> _WORK TO BE COMPLETED_:
Nothing in the data should be left out, so repeat it all exactly.

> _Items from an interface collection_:
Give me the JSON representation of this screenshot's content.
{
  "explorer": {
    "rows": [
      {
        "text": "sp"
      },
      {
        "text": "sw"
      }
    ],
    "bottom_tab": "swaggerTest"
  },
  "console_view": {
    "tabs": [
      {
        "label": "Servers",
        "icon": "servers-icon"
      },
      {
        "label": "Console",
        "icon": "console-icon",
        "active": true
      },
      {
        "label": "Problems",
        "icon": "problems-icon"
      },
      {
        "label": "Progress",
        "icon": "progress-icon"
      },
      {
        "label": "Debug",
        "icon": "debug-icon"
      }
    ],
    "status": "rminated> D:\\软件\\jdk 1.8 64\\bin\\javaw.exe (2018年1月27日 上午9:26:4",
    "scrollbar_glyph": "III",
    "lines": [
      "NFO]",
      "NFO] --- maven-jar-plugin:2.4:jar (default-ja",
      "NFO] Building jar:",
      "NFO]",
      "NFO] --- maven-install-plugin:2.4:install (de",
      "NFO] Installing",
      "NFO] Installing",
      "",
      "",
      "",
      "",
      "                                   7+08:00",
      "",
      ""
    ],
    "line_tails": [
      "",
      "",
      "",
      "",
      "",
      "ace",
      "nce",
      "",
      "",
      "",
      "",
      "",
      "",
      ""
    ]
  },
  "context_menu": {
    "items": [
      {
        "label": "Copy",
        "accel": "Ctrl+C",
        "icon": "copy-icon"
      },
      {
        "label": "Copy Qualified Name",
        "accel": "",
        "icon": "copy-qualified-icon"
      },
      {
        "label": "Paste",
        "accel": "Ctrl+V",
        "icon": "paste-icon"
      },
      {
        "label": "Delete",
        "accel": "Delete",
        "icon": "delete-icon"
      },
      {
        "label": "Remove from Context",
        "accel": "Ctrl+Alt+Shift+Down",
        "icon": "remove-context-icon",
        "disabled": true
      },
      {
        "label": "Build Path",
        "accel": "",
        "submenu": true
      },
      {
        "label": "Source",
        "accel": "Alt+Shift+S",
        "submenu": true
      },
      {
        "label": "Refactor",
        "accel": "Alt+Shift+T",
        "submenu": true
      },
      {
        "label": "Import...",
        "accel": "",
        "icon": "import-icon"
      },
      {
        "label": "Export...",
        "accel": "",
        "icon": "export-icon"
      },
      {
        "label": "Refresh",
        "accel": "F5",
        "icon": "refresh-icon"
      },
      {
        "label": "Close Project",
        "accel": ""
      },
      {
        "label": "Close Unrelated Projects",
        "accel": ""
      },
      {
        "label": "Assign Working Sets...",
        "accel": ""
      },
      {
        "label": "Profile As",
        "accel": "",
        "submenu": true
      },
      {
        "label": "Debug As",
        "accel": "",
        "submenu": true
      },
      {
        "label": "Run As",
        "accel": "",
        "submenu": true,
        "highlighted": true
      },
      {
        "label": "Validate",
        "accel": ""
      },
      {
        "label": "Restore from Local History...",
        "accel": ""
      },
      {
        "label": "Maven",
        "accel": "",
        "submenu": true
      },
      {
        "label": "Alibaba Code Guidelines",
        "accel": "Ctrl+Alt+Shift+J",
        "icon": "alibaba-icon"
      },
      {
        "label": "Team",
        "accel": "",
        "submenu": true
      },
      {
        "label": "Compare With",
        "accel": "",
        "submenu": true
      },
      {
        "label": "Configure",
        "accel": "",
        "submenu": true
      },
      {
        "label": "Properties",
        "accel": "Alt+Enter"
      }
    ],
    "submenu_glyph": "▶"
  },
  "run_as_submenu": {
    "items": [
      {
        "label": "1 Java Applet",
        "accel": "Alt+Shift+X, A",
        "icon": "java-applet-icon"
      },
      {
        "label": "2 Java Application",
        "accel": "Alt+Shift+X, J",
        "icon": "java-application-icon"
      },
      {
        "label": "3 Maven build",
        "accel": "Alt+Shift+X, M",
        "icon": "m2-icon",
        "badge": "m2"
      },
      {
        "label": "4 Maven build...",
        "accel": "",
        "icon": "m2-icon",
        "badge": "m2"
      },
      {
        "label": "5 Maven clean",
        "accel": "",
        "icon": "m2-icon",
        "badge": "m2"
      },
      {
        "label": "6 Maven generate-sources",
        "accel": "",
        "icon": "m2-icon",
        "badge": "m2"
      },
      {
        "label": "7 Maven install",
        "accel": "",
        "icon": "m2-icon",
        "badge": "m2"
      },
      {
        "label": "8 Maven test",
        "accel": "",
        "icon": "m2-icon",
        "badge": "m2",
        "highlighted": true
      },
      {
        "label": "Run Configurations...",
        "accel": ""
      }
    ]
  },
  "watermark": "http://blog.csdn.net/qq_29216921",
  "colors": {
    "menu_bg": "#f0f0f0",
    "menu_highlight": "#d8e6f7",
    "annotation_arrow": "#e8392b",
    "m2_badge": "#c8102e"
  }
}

> _EXERCISE ANSWER_:
Give me the JSON representation of this screenshot's content.
{
  "explorer": {
    "rows": [
      {
        "text": "sp"
      },
      {
        "text": "sw"
      }
    ],
    "bottom_tab": "swaggerTest"
  },
  "console_view": {
    "tabs": [
      {
        "label": "Servers",
        "icon": "servers-icon"
      },
      {
        "label": "Console",
        "icon": "console-icon",
        "active": true
      },
      {
        "label": "Problems",
        "icon": "problems-icon"
      },
      {
        "label": "Progress",
        "icon": "progress-icon"
      },
      {
        "label": "Debug",
        "icon": "debug-icon"
      }
    ],
    "status": "rminated> D:\\软件\\jdk 1.8 64\\bin\\javaw.exe (2018年1月27日 上午9:26:4",
    "scrollbar_glyph": "III",
    "lines": [
      "NFO]",
      "NFO] --- maven-jar-plugin:2.4:jar (default-ja",
      "NFO] Building jar:",
      "NFO]",
      "NFO] --- maven-install-plugin:2.4:install (de",
      "NFO] Installing",
      "NFO] Installing",
      "",
      "",
      "",
      "",
      "                                   7+08:00",
      "",
      ""
    ],
    "line_tails": [
      "",
      "",
      "",
      "",
      "",
      "ace",
      "nce",
      "",
      "",
      "",
      "",
      "",
      "",
      ""
    ]
  },
  "context_menu": {
    "items": [
      {
        "label": "Copy",
        "accel": "Ctrl+C",
        "icon": "copy-icon"
      },
      {
        "label": "Copy Qualified Name",
        "accel": "",
        "icon": "copy-qualified-icon"
      },
      {
        "label": "Paste",
        "accel": "Ctrl+V",
        "icon": "paste-icon"
      },
      {
        "label": "Delete",
        "accel": "Delete",
        "icon": "delete-icon"
      },
      {
        "label": "Remove from Context",
        "accel": "Ctrl+Alt+Shift+Down",
        "icon": "remove-context-icon",
        "disabled": true
      },
      {
        "label": "Build Path",
        "accel": "",
        "submenu": true
      },
      {
        "label": "Source",
        "accel": "Alt+Shift+S",
        "submenu": true
      },
      {
        "label": "Refactor",
        "accel": "Alt+Shift+T",
        "submenu": true
      },
      {
        "label": "Import...",
        "accel": "",
        "icon": "import-icon"
      },
      {
        "label": "Export...",
        "accel": "",
        "icon": "export-icon"
      },
      {
        "label": "Refresh",
        "accel": "F5",
        "icon": "refresh-icon"
      },
      {
        "label": "Close Project",
        "accel": ""
      },
      {
        "label": "Close Unrelated Projects",
        "accel": ""
      },
      {
        "label": "Assign Working Sets...",
        "accel": ""
      },
      {
        "label": "Profile As",
        "accel": "",
        "submenu": true
      },
      {
        "label": "Debug As",
        "accel": "",
        "submenu": true
      },
      {
        "label": "Run As",
        "accel": "",
        "submenu": true,
        "highlighted": true
      },
      {
        "label": "Validate",
        "accel": ""
      },
      {
        "label": "Restore from Local History...",
        "accel": ""
      },
      {
        "label": "Maven",
        "accel": "",
        "submenu": true
      },
      {
        "label": "Alibaba Code Guidelines",
        "accel": "Ctrl+Alt+Shift+J",
        "icon": "alibaba-icon"
      },
      {
        "label": "Team",
        "accel": "",
        "submenu": true
      },
      {
        "label": "Compare With",
        "accel": "",
        "submenu": true
      },
      {
        "label": "Configure",
        "accel": "",
        "submenu": true
      },
      {
        "label": "Properties",
        "accel": "Alt+Enter"
      }
    ],
    "submenu_glyph": "▶"
  },
  "run_as_submenu": {
    "items": [
      {
        "label": "1 Java Applet",
        "accel": "Alt+Shift+X, A",
        "icon": "java-applet-icon"
      },
      {
        "label": "2 Java Application",
        "accel": "Alt+Shift+X, J",
        "icon": "java-application-icon"
      },
      {
        "label": "3 Maven build",
        "accel": "Alt+Shift+X, M",
        "icon": "m2-icon",
        "badge": "m2"
      },
      {
        "label": "4 Maven build...",
        "accel": "",
        "icon": "m2-icon",
        "badge": "m2"
      },
      {
        "label": "5 Maven clean",
        "accel": "",
        "icon": "m2-icon",
        "badge": "m2"
      },
      {
        "label": "6 Maven generate-sources",
        "accel": "",
        "icon": "m2-icon",
        "badge": "m2"
      },
      {
        "label": "7 Maven install",
        "accel": "",
        "icon": "m2-icon",
        "badge": "m2"
      },
      {
        "label": "8 Maven test",
        "accel": "",
        "icon": "m2-icon",
        "badge": "m2",
        "highlighted": true
      },
      {
        "label": "Run Configurations...",
        "accel": ""
      }
    ]
  },
  "watermark": "http://blog.csdn.net/qq_29216921",
  "colors": {
    "menu_bg": "#f0f0f0",
    "menu_highlight": "#d8e6f7",
    "annotation_arrow": "#e8392b",
    "m2_badge": "#c8102e"
  }
}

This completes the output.